Many of the arguments voiced by those in favour of current pharmacy ownership laws are “truly grounded in self-interest being disguised as community care,” says Gance
CWH co-founder Damian Gance appeared before a public hearing being conducted as part of Queensland’s Parliamentary Inquiry into the establishment of a Pharmacy Council and transfer of pharmacy ownership.
He outlined how instead of retaining the current pharmacy ownership rules, owners should instead be subjected to a “fit and proper person” test, which could see corporate owners act more ethically than pharmacist owners.
“Whilst I can appreciate the historical context and at least fathom the rationale for the introduction of these laws, I contend wholeheartedly that they have no place in a modern Australia,” Mr Gance told the panel.
“Regulation governing pharmacy both national and state based has been reviewed and re-reviewed and re-reviewed many times in the past. Almost without fail, the primary recommendation of these reviews is a deregulation of both ownership and relocation laws. And yet legislative inertia continues to prevail.
“I believe one of the reasons for this inaction is a propensity for decision-makers outside of our industry to confuse the provision of primary pharmaceutical services with the proprietorship of what is a retail business.

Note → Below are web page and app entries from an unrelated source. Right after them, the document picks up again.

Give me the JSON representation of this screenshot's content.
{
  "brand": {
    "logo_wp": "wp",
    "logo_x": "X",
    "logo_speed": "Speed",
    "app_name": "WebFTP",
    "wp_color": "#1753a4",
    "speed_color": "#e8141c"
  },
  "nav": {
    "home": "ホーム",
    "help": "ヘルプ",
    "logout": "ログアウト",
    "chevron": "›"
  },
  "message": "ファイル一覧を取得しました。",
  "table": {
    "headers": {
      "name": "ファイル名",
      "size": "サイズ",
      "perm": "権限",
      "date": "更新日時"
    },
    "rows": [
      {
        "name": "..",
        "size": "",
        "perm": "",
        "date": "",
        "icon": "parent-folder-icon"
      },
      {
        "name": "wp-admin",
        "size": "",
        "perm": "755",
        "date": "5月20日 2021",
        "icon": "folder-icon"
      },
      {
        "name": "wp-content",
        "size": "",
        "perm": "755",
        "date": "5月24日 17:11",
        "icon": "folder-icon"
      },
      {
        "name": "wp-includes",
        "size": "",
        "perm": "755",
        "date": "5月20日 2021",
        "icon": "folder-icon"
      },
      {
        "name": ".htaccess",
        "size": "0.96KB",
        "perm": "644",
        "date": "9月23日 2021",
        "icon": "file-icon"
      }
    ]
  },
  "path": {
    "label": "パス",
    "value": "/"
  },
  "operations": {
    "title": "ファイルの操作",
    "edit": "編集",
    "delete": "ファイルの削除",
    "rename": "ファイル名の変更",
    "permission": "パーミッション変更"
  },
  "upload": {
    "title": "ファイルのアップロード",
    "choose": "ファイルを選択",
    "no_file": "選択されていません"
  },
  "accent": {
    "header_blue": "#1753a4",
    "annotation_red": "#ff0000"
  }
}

“Those who passionately advocate for the status quo will deliberately attempt to blur this distinction.
“Yet as the provision of primary medical care from a general practitioner is entirely unrelated to the ownership arrangements surrounding his or her medical practice, so is the provision of pharmaceutical care entirely unrelated to the ownership of a pharmacy.”
The primary societal benefit enjoyed by Australians through engagement with retail pharmacy is “absolutely in no way” coupled to the ownership structures behind that pharmacy, Mr Gance said.

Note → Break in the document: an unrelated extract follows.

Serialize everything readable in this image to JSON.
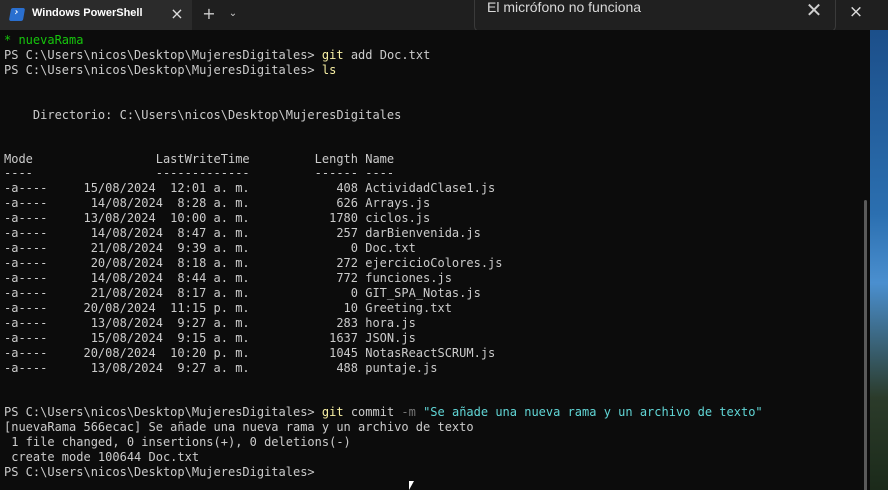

“Society is for the most part ignorant, if not indifferent, to the commercial structures that stand behind the pharmacy of their choosing. Where the final profits of any transaction reside, the public is not ultimately interested.
“The societal engagement with our relationship with the dispensing and counselling pharmacist – that is a primary one.

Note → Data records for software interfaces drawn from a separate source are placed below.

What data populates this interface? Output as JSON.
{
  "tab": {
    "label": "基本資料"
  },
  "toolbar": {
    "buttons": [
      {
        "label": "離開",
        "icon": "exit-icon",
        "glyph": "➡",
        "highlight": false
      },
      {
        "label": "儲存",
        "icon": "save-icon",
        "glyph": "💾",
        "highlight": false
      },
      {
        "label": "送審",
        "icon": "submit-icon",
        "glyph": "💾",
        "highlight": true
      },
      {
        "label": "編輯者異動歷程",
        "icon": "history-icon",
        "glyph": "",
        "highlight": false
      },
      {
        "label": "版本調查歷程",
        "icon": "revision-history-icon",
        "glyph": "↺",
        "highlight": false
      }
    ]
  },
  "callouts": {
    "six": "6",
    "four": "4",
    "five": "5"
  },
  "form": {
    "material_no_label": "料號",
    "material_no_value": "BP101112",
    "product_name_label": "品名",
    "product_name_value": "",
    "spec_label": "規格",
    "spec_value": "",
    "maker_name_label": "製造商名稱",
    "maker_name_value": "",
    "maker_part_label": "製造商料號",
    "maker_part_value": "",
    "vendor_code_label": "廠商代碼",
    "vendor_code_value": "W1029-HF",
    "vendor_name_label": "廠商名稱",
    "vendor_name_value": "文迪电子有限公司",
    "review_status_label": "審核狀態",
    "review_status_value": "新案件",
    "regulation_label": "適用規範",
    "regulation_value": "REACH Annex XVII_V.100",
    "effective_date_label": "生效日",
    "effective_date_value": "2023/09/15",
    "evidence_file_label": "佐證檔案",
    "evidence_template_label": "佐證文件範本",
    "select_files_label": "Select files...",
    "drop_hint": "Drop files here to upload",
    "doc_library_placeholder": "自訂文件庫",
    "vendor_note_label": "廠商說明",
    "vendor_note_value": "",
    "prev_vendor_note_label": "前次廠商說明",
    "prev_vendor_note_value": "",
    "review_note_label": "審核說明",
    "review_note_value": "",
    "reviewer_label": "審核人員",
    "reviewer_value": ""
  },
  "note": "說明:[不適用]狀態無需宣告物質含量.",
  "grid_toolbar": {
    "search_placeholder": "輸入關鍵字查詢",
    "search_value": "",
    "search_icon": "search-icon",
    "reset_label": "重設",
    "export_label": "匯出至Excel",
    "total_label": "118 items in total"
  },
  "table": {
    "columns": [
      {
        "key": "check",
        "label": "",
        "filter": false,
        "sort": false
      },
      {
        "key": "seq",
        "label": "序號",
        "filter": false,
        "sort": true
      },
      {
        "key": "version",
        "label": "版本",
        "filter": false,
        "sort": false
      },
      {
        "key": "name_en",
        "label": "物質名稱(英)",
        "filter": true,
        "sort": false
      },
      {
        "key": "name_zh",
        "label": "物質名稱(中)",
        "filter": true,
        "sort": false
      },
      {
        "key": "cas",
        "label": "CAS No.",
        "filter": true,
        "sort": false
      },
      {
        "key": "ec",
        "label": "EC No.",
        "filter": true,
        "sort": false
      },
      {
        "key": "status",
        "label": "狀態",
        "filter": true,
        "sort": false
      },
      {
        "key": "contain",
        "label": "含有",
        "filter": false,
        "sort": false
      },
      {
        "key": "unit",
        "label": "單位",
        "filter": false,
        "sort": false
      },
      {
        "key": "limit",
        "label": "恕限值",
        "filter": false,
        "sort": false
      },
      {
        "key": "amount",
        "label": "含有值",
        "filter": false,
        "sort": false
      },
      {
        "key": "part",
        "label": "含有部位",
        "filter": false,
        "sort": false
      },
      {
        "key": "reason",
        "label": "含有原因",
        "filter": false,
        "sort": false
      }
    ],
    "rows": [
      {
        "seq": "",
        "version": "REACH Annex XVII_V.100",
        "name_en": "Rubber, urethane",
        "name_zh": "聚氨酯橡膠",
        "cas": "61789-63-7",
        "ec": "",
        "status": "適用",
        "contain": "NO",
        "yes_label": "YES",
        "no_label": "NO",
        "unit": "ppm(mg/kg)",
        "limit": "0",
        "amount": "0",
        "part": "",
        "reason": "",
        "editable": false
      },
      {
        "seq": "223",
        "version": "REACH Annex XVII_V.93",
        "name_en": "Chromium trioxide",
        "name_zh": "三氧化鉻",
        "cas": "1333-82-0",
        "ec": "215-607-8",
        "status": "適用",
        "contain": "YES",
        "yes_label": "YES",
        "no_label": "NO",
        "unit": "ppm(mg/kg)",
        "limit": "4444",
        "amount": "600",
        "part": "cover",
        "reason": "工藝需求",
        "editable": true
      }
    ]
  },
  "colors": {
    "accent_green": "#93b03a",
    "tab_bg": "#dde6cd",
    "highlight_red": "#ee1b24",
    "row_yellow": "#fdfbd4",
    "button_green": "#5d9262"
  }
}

“The Australian public forge a bond of trust, and one of respect, with the chemist who assists them with their pharmaceutical needs. And in many, if not most, this is not the store proprietor.”
The notion that pharmacist-only ownership results in a better calibre of owner is “misguided and misplaced,” he said, citing a number of recent cases of poor pharmacist behaviour, each of which plainly showed the individuals putting “profits before health” and shown disregard for patient wellbeing as well as the law.
“We are human and we are subject to the same failings and frailties as everyone else.
“The important thing is not whether or not you hold a Bachelor of Pharmacy, but rather that you are ethical, you are responsible, you are of a high moral standing and let me tell you, a pharmacy degree by default does not confer any of these traits.
“The test should be one of a fit and proper person. A fit and proper person test is neither novel nor new but a well-established principle in many areas of the economy.
“The test could include a requirement to demonstrate appropriate upstanding financials, criminal, business and professional histories and I would suggest to you that this is a far superior test in order to establish appropriateness of a person to own a pharmacy business than a simple degree.”
When business and health interests diverge, many pharmacist owners have been found wanting, he said, citing the case of the controversial $1 script copayment discount.
“The vast majority of pharmacies other than Chemist Warehouse do not pass this on. Why? They do not because it is not profitable for them to do so.”
Yet medicines compliance are directly related to cost, he said.
“If failing the fit and proper person test results in an entity losing its rights to own any and all the pharmacies, is the owner of a hundred pharmacies more likely to act appropriately than the proprietor of a single retail store?”
He asked who was more likely to inappropriately dispense, for example, large amounts of oxycontin: a pharmacist owner of a single store with a mortgage, or a corporation with thousands of staff and shareholders?
“Many an argument voiced by those in favour of the status quo are truly grounded in self interest being disguised as community care,” Mr Gance told the panel.
He said that Woolworths, for example, was a good retailer and that if there was a commercial case that consumers wanted pharmacy services such as vaccination and mother-and-baby care in any potential Woolworths pharmacies, “I actually believe Woolworths is more likely to provide those services than a small independent proprietor”.
“To suggest that pharmacists today exclusively believe that providing service to your customer is a good thing is selling every other retailer on the planet short.”